[EXERCISE DETAILS]: Would you output all the data exactly as it stands?

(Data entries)
-------------------------

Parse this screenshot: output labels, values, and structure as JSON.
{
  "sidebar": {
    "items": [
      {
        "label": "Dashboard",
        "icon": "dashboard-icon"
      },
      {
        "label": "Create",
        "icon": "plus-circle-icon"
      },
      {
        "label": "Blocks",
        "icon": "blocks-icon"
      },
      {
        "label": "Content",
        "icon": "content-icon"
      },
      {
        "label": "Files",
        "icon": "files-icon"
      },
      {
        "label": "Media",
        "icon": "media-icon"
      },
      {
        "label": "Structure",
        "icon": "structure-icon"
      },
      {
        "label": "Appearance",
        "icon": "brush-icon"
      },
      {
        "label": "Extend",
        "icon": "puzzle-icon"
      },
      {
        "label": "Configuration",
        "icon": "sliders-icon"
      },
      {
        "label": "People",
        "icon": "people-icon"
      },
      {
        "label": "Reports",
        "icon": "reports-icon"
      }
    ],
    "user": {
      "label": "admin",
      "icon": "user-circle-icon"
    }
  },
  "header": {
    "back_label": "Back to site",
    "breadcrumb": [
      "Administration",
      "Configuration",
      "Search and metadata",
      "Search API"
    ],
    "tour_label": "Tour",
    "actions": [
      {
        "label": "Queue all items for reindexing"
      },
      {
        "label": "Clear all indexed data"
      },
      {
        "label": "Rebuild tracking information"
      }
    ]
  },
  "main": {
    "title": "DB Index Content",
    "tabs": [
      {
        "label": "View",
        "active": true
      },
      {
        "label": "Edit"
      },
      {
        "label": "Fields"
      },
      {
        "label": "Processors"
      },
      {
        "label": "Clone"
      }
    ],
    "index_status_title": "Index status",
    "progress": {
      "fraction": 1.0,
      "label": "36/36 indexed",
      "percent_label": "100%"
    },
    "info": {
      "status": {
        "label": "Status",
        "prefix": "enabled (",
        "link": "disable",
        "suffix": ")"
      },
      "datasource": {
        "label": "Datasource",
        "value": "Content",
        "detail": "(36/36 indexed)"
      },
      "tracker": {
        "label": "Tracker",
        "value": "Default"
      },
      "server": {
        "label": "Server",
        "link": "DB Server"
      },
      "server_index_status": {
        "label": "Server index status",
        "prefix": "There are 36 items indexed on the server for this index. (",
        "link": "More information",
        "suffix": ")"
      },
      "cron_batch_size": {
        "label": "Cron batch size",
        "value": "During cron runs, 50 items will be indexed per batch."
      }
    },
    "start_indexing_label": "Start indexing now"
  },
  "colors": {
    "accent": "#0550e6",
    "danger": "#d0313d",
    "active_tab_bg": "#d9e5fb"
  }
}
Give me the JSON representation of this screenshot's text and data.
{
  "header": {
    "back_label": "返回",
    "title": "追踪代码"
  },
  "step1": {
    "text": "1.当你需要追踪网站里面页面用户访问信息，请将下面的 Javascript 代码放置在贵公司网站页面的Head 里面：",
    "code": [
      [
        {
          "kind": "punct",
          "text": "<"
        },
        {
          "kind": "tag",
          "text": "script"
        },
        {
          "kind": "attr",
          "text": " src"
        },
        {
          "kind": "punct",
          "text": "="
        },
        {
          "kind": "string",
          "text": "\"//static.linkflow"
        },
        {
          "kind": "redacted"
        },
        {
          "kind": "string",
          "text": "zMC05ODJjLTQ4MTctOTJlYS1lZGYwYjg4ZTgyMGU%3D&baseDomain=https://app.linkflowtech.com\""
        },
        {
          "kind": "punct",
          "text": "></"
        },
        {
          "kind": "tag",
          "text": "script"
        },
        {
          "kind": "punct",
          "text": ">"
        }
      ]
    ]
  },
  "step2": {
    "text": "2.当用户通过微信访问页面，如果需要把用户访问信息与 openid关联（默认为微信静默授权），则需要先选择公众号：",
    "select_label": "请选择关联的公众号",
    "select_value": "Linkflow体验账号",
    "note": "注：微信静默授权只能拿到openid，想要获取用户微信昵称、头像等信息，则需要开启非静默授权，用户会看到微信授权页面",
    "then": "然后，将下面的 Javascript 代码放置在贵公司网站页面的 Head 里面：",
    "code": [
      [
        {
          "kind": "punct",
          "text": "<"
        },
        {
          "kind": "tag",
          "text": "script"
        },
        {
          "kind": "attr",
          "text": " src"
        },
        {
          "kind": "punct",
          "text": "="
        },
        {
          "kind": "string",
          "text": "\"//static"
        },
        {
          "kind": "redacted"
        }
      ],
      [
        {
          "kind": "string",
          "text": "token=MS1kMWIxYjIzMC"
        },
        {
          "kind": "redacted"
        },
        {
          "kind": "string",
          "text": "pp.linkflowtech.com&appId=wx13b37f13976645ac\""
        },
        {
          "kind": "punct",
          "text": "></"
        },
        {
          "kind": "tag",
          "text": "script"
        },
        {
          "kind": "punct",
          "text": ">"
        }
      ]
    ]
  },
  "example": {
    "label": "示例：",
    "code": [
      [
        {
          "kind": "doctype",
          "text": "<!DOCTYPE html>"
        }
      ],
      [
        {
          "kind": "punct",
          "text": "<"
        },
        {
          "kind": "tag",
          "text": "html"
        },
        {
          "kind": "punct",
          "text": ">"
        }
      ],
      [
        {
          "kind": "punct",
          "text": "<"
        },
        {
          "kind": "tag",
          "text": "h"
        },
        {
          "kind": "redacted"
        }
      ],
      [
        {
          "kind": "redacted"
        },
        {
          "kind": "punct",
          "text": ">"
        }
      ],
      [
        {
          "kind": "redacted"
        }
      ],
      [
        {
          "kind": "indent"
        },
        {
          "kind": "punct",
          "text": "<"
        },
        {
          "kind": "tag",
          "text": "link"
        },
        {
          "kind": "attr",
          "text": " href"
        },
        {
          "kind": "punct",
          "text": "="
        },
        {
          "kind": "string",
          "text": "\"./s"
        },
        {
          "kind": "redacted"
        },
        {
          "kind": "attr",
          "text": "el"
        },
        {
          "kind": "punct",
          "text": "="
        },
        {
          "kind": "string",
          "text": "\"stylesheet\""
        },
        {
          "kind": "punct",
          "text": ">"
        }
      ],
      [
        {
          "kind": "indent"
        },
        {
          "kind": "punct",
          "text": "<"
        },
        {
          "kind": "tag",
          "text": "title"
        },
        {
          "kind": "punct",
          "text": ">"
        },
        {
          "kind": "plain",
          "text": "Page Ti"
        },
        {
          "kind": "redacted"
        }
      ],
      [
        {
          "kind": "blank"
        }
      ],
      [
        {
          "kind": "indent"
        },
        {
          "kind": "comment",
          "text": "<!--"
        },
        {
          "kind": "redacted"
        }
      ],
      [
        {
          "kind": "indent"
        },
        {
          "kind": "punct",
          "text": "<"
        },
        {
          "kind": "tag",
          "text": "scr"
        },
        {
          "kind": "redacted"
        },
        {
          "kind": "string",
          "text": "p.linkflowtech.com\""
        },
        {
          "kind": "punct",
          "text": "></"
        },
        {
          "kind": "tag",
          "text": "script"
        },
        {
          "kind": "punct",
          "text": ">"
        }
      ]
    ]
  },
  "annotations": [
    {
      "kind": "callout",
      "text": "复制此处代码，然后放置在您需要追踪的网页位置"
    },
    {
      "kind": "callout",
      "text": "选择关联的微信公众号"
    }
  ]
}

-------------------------

[RESPONSE AREA]:
Parse this screenshot: output labels, values, and structure as JSON.
{
  "sidebar": {
    "items": [
      {
        "label": "Dashboard",
        "icon": "dashboard-icon"
      },
      {
        "label": "Create",
        "icon": "plus-circle-icon"
      },
      {
        "label": "Blocks",
        "icon": "blocks-icon"
      },
      {
        "label": "Content",
        "icon": "content-icon"
      },
      {
        "label": "Files",
        "icon": "files-icon"
      },
      {
        "label": "Media",
        "icon": "media-icon"
      },
      {
        "label": "Structure",
        "icon": "structure-icon"
      },
      {
        "label": "Appearance",
        "icon": "brush-icon"
      },
      {
        "label": "Extend",
        "icon": "puzzle-icon"
      },
      {
        "label": "Configuration",
        "icon": "sliders-icon"
      },
      {
        "label": "People",
        "icon": "people-icon"
      },
      {
        "label": "Reports",
        "icon": "reports-icon"
      }
    ],
    "user": {
      "label": "admin",
      "icon": "user-circle-icon"
    }
  },
  "header": {
    "back_label": "Back to site",
    "breadcrumb": [
      "Administration",
      "Configuration",
      "Search and metadata",
      "Search API"
    ],
    "tour_label": "Tour",
    "actions": [
      {
        "label": "Queue all items for reindexing"
      },
      {
        "label": "Clear all indexed data"
      },
      {
        "label": "Rebuild tracking information"
      }
    ]
  },
  "main": {
    "title": "DB Index Content",
    "tabs": [
      {
        "label": "View",
        "active": true
      },
      {
        "label": "Edit"
      },
      {
        "label": "Fields"
      },
      {
        "label": "Processors"
      },
      {
        "label": "Clone"
      }
    ],
    "index_status_title": "Index status",
    "progress": {
      "fraction": 1.0,
      "label": "36/36 indexed",
      "percent_label": "100%"
    },
    "info": {
      "status": {
        "label": "Status",
        "prefix": "enabled (",
        "link": "disable",
        "suffix": ")"
      },
      "datasource": {
        "label": "Datasource",
        "value": "Content",
        "detail": "(36/36 indexed)"
      },
      "tracker": {
        "label": "Tracker",
        "value": "Default"
      },
      "server": {
        "label": "Server",
        "link": "DB Server"
      },
      "server_index_status": {
        "label": "Server index status",
        "prefix": "There are 36 items indexed on the server for this index. (",
        "link": "More information",
        "suffix": ")"
      },
      "cron_batch_size": {
        "label": "Cron batch size",
        "value": "During cron runs, 50 items will be indexed per batch."
      }
    },
    "start_indexing_label": "Start indexing now"
  },
  "colors": {
    "accent": "#0550e6",
    "danger": "#d0313d",
    "active_tab_bg": "#d9e5fb"
  }
}
Give me the JSON representation of this screenshot's text and data.
{
  "header": {
    "back_label": "返回",
    "title": "追踪代码"
  },
  "step1": {
    "text": "1.当你需要追踪网站里面页面用户访问信息，请将下面的 Javascript 代码放置在贵公司网站页面的Head 里面：",
    "code": [
      [
        {
          "kind": "punct",
          "text": "<"
        },
        {
          "kind": "tag",
          "text": "script"
        },
        {
          "kind": "attr",
          "text": " src"
        },
        {
          "kind": "punct",
          "text": "="
        },
        {
          "kind": "string",
          "text": "\"//static.linkflow"
        },
        {
          "kind": "redacted"
        },
        {
          "kind": "string",
          "text": "zMC05ODJjLTQ4MTctOTJlYS1lZGYwYjg4ZTgyMGU%3D&baseDomain=https://app.linkflowtech.com\""
        },
        {
          "kind": "punct",
          "text": "></"
        },
        {
          "kind": "tag",
          "text": "script"
        },
        {
          "kind": "punct",
          "text": ">"
        }
      ]
    ]
  },
  "step2": {
    "text": "2.当用户通过微信访问页面，如果需要把用户访问信息与 openid关联（默认为微信静默授权），则需要先选择公众号：",
    "select_label": "请选择关联的公众号",
    "select_value": "Linkflow体验账号",
    "note": "注：微信静默授权只能拿到openid，想要获取用户微信昵称、头像等信息，则需要开启非静默授权，用户会看到微信授权页面",
    "then": "然后，将下面的 Javascript 代码放置在贵公司网站页面的 Head 里面：",
    "code": [
      [
        {
          "kind": "punct",
          "text": "<"
        },
        {
          "kind": "tag",
          "text": "script"
        },
        {
          "kind": "attr",
          "text": " src"
        },
        {
          "kind": "punct",
          "text": "="
        },
        {
          "kind": "string",
          "text": "\"//static"
        },
        {
          "kind": "redacted"
        }
      ],
      [
        {
          "kind": "string",
          "text": "token=MS1kMWIxYjIzMC"
        },
        {
          "kind": "redacted"
        },
        {
          "kind": "string",
          "text": "pp.linkflowtech.com&appId=wx13b37f13976645ac\""
        },
        {
          "kind": "punct",
          "text": "></"
        },
        {
          "kind": "tag",
          "text": "script"
        },
        {
          "kind": "punct",
          "text": ">"
        }
      ]
    ]
  },
  "example": {
    "label": "示例：",
    "code": [
      [
        {
          "kind": "doctype",
          "text": "<!DOCTYPE html>"
        }
      ],
      [
        {
          "kind": "punct",
          "text": "<"
        },
        {
          "kind": "tag",
          "text": "html"
        },
        {
          "kind": "punct",
          "text": ">"
        }
      ],
      [
        {
          "kind": "punct",
          "text": "<"
        },
        {
          "kind": "tag",
          "text": "h"
        },
        {
          "kind": "redacted"
        }
      ],
      [
        {
          "kind": "redacted"
        },
        {
          "kind": "punct",
          "text": ">"
        }
      ],
      [
        {
          "kind": "redacted"
        }
      ],
      [
        {
          "kind": "indent"
        },
        {
          "kind": "punct",
          "text": "<"
        },
        {
          "kind": "tag",
          "text": "link"
        },
        {
          "kind": "attr",
          "text": " href"
        },
        {
          "kind": "punct",
          "text": "="
        },
        {
          "kind": "string",
          "text": "\"./s"
        },
        {
          "kind": "redacted"
        },
        {
          "kind": "attr",
          "text": "el"
        },
        {
          "kind": "punct",
          "text": "="
        },
        {
          "kind": "string",
          "text": "\"stylesheet\""
        },
        {
          "kind": "punct",
          "text": ">"
        }
      ],
      [
        {
          "kind": "indent"
        },
        {
          "kind": "punct",
          "text": "<"
        },
        {
          "kind": "tag",
          "text": "title"
        },
        {
          "kind": "punct",
          "text": ">"
        },
        {
          "kind": "plain",
          "text": "Page Ti"
        },
        {
          "kind": "redacted"
        }
      ],
      [
        {
          "kind": "blank"
        }
      ],
      [
        {
          "kind": "indent"
        },
        {
          "kind": "comment",
          "text": "<!--"
        },
        {
          "kind": "redacted"
        }
      ],
      [
        {
          "kind": "indent"
        },
        {
          "kind": "punct",
          "text": "<"
        },
        {
          "kind": "tag",
          "text": "scr"
        },
        {
          "kind": "redacted"
        },
        {
          "kind": "string",
          "text": "p.linkflowtech.com\""
        },
        {
          "kind": "punct",
          "text": "></"
        },
        {
          "kind": "tag",
          "text": "script"
        },
        {
          "kind": "punct",
          "text": ">"
        }
      ]
    ]
  },
  "annotations": [
    {
      "kind": "callout",
      "text": "复制此处代码，然后放置在您需要追踪的网页位置"
    },
    {
      "kind": "callout",
      "text": "选择关联的微信公众号"
    }
  ]
}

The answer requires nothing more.